▶ _Task description_
Could you copy every record below exactly, leaving out the pictures?

Start of Records

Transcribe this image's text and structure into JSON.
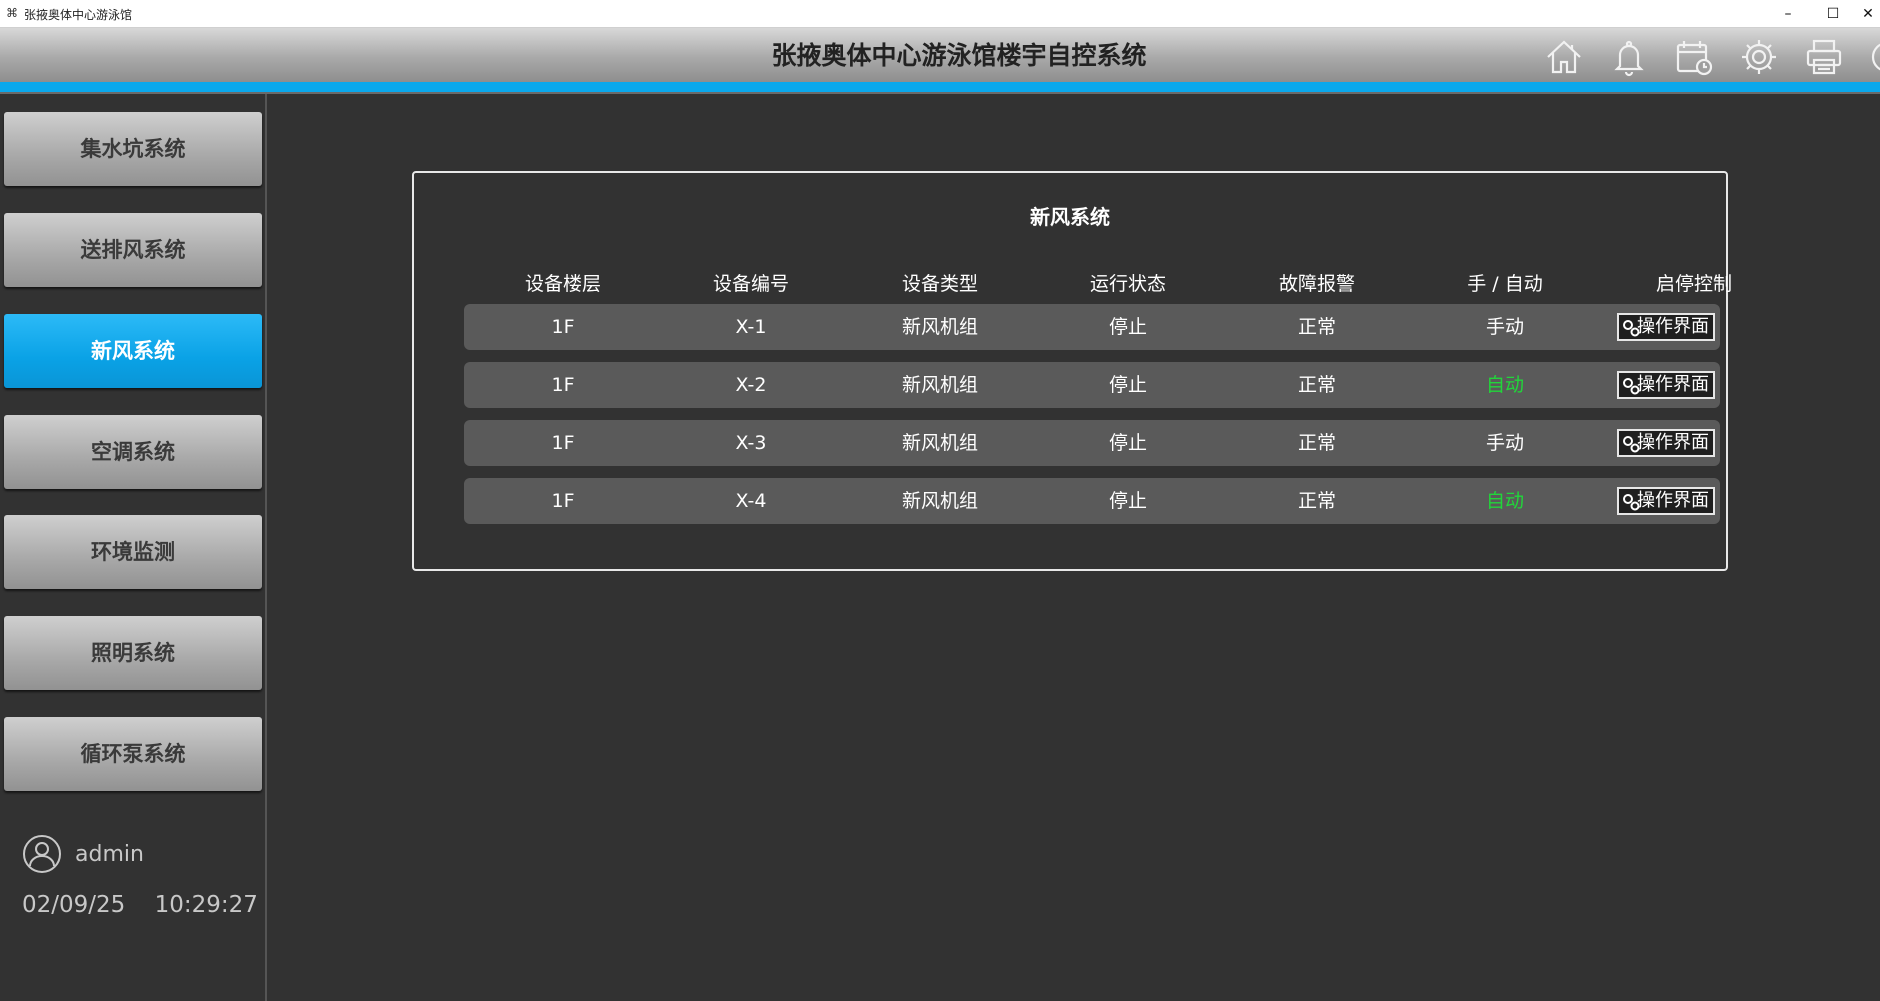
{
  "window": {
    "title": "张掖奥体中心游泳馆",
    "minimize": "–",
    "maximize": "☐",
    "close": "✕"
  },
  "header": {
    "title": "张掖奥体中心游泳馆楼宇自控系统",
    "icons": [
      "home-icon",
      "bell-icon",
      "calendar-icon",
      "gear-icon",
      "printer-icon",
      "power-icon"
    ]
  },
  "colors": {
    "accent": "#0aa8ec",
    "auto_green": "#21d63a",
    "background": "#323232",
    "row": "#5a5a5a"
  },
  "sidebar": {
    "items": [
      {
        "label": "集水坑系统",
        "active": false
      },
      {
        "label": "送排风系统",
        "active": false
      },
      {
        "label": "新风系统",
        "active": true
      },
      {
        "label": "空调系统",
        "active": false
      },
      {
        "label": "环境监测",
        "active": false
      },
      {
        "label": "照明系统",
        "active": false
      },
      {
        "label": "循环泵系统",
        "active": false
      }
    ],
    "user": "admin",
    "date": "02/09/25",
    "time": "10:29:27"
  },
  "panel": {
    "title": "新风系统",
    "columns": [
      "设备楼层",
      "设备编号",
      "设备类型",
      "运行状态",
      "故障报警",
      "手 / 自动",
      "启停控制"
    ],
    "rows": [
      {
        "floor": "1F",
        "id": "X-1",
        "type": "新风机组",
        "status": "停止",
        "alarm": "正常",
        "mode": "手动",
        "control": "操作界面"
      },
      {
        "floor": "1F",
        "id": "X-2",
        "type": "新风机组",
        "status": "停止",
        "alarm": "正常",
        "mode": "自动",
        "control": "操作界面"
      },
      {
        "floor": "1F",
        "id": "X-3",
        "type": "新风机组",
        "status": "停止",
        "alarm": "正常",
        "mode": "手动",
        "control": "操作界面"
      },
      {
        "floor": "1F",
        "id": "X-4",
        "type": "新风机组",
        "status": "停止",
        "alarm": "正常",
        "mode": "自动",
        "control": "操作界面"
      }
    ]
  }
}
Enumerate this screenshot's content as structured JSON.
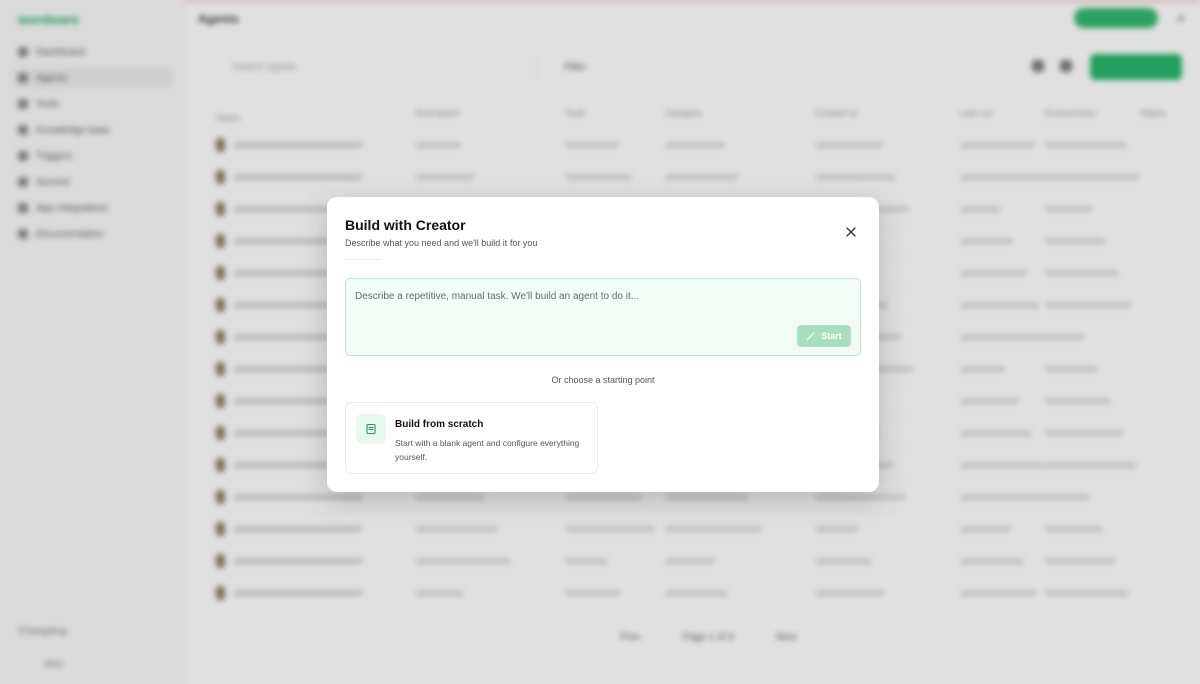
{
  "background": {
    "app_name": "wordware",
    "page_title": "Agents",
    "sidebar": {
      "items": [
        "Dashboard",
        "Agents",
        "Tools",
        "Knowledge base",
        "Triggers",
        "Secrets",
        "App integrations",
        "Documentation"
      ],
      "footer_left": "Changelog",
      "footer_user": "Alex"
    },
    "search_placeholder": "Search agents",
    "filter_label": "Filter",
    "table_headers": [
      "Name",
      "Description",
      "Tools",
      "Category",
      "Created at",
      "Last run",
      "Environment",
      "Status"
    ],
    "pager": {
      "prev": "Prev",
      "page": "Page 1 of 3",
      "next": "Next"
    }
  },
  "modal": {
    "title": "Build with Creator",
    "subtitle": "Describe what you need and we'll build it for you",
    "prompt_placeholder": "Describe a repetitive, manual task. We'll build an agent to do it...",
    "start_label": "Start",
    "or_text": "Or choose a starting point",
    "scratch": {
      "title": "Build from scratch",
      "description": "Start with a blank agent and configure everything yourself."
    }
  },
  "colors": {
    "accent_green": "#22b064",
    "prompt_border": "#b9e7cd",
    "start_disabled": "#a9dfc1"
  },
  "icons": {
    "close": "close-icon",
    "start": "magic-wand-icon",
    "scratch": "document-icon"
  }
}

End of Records

▶ _Answer for this exercise_
Transcribe this image's text and structure into JSON.
{
  "window": {
    "title": "张掖奥体中心游泳馆",
    "minimize": "–",
    "maximize": "☐",
    "close": "✕"
  },
  "header": {
    "title": "张掖奥体中心游泳馆楼宇自控系统",
    "icons": [
      "home-icon",
      "bell-icon",
      "calendar-icon",
      "gear-icon",
      "printer-icon",
      "power-icon"
    ]
  },
  "colors": {
    "accent": "#0aa8ec",
    "auto_green": "#21d63a",
    "background": "#323232",
    "row": "#5a5a5a"
  },
  "sidebar": {
    "items": [
      {
        "label": "集水坑系统",
        "active": false
      },
      {
        "label": "送排风系统",
        "active": false
      },
      {
        "label": "新风系统",
        "active": true
      },
      {
        "label": "空调系统",
        "active": false
      },
      {
        "label": "环境监测",
        "active": false
      },
      {
        "label": "照明系统",
        "active": false
      },
      {
        "label": "循环泵系统",
        "active": false
      }
    ],
    "user": "admin",
    "date": "02/09/25",
    "time": "10:29:27"
  },
  "panel": {
    "title": "新风系统",
    "columns": [
      "设备楼层",
      "设备编号",
      "设备类型",
      "运行状态",
      "故障报警",
      "手 / 自动",
      "启停控制"
    ],
    "rows": [
      {
        "floor": "1F",
        "id": "X-1",
        "type": "新风机组",
        "status": "停止",
        "alarm": "正常",
        "mode": "手动",
        "control": "操作界面"
      },
      {
        "floor": "1F",
        "id": "X-2",
        "type": "新风机组",
        "status": "停止",
        "alarm": "正常",
        "mode": "自动",
        "control": "操作界面"
      },
      {
        "floor": "1F",
        "id": "X-3",
        "type": "新风机组",
        "status": "停止",
        "alarm": "正常",
        "mode": "手动",
        "control": "操作界面"
      },
      {
        "floor": "1F",
        "id": "X-4",
        "type": "新风机组",
        "status": "停止",
        "alarm": "正常",
        "mode": "自动",
        "control": "操作界面"
      }
    ]
  }
}
Enumerate this screenshot's content as structured JSON.
{
  "background": {
    "app_name": "wordware",
    "page_title": "Agents",
    "sidebar": {
      "items": [
        "Dashboard",
        "Agents",
        "Tools",
        "Knowledge base",
        "Triggers",
        "Secrets",
        "App integrations",
        "Documentation"
      ],
      "footer_left": "Changelog",
      "footer_user": "Alex"
    },
    "search_placeholder": "Search agents",
    "filter_label": "Filter",
    "table_headers": [
      "Name",
      "Description",
      "Tools",
      "Category",
      "Created at",
      "Last run",
      "Environment",
      "Status"
    ],
    "pager": {
      "prev": "Prev",
      "page": "Page 1 of 3",
      "next": "Next"
    }
  },
  "modal": {
    "title": "Build with Creator",
    "subtitle": "Describe what you need and we'll build it for you",
    "prompt_placeholder": "Describe a repetitive, manual task. We'll build an agent to do it...",
    "start_label": "Start",
    "or_text": "Or choose a starting point",
    "scratch": {
      "title": "Build from scratch",
      "description": "Start with a blank agent and configure everything yourself."
    }
  },
  "colors": {
    "accent_green": "#22b064",
    "prompt_border": "#b9e7cd",
    "start_disabled": "#a9dfc1"
  },
  "icons": {
    "close": "close-icon",
    "start": "magic-wand-icon",
    "scratch": "document-icon"
  }
}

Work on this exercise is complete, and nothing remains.